## Assignment:
Would you go through the records below and copy each line with the string "Clear"?

## Data provided:
•••
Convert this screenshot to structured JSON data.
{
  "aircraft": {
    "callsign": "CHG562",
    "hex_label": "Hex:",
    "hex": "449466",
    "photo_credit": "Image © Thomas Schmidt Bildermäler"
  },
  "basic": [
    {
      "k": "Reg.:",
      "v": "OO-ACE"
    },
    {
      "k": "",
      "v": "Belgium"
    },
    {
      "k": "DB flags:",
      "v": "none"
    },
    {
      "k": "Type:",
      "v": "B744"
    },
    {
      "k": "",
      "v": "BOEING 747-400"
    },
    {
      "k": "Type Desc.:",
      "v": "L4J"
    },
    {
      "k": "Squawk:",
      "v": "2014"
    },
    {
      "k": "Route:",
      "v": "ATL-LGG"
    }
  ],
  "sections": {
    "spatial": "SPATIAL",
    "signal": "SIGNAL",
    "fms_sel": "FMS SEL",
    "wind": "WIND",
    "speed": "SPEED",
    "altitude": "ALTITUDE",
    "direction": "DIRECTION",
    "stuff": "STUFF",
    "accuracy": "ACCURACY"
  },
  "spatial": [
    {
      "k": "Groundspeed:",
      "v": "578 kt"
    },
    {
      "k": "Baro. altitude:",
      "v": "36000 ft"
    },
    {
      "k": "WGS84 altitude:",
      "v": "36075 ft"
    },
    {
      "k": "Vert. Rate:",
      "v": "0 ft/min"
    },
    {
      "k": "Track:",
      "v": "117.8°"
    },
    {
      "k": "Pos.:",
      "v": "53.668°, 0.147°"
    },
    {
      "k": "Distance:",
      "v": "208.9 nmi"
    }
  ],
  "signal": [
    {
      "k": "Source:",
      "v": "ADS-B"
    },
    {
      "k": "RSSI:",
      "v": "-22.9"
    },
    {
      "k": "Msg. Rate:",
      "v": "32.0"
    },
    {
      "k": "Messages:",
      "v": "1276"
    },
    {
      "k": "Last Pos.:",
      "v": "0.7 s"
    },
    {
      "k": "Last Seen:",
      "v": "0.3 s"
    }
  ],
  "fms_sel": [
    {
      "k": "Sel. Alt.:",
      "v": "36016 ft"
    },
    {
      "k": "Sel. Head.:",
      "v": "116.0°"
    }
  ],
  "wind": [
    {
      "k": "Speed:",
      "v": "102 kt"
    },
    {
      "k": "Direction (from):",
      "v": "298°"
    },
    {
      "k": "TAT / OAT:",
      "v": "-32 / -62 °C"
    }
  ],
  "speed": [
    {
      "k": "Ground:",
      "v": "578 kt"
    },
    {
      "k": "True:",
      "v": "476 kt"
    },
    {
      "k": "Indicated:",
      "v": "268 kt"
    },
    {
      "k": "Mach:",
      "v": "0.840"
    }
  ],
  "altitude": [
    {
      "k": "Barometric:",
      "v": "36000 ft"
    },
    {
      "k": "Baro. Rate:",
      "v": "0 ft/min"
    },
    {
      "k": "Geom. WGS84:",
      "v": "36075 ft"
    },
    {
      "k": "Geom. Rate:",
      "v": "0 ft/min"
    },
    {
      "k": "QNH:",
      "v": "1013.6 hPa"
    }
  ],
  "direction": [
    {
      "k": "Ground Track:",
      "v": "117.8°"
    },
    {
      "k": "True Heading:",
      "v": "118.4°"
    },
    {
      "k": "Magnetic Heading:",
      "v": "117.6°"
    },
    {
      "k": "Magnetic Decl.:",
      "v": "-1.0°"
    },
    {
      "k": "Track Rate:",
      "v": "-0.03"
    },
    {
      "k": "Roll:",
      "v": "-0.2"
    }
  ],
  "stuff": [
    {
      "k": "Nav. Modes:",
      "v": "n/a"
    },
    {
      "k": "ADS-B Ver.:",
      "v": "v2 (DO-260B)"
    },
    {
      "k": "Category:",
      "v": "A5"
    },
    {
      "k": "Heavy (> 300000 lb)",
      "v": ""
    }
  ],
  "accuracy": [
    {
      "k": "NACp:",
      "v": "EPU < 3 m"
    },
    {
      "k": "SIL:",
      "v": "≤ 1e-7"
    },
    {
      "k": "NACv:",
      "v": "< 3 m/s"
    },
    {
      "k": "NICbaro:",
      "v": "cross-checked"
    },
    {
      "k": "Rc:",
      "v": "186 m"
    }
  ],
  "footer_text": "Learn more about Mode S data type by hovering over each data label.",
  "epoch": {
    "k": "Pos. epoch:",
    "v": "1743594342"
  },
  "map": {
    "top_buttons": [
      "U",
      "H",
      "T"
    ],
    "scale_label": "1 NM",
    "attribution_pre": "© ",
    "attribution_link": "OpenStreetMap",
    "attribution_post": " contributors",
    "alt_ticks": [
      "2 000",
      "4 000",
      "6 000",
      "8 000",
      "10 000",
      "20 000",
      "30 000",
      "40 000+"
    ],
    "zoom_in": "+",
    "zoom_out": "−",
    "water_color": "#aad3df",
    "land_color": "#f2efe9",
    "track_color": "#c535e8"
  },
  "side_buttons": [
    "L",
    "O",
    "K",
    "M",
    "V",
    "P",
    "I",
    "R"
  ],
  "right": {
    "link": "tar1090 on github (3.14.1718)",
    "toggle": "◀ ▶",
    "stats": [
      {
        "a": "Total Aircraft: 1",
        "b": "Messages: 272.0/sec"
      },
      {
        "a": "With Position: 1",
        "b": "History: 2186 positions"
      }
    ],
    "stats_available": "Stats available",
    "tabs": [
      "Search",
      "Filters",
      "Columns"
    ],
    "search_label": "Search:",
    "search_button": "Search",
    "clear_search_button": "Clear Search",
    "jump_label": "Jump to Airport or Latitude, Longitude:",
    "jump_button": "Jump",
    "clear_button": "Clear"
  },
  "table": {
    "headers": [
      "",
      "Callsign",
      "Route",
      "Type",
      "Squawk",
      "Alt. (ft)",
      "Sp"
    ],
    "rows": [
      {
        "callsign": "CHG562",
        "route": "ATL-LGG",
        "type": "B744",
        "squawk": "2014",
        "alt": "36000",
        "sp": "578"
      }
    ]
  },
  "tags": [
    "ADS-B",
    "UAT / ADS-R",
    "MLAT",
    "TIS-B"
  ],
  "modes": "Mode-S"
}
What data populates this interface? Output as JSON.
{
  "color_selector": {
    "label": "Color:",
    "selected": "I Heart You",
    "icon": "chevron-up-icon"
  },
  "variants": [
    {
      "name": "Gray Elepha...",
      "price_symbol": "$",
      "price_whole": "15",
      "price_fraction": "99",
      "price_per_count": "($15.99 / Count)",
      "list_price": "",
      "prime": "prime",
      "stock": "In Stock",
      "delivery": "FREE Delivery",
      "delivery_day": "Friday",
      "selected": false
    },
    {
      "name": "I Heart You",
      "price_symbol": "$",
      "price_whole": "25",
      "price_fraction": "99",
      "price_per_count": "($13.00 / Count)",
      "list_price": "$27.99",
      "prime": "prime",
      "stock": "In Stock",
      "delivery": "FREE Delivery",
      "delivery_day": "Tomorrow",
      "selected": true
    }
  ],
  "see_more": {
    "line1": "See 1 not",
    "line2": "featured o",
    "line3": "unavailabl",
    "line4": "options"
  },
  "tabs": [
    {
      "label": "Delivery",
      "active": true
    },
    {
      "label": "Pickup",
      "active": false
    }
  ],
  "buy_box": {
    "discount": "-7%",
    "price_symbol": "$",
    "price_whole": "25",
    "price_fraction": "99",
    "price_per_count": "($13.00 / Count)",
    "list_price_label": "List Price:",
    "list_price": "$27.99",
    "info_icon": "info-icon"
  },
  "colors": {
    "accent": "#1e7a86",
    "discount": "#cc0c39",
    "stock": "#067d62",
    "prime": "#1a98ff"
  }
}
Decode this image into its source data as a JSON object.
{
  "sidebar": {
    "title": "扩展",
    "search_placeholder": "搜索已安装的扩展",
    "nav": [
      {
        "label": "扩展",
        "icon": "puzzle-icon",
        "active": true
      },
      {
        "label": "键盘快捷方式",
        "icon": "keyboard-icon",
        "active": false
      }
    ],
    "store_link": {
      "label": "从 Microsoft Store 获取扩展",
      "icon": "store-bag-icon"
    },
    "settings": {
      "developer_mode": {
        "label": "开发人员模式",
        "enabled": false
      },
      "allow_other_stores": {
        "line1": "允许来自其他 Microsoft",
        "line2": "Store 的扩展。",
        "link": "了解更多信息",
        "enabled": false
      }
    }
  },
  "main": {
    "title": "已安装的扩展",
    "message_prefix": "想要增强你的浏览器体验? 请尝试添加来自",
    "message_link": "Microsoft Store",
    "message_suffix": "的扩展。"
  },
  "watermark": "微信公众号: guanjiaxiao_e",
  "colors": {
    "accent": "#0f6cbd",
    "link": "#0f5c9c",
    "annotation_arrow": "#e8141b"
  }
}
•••
## Solution below:
    "clear_search_button": "Clear Search",
    "clear_button": "Clear"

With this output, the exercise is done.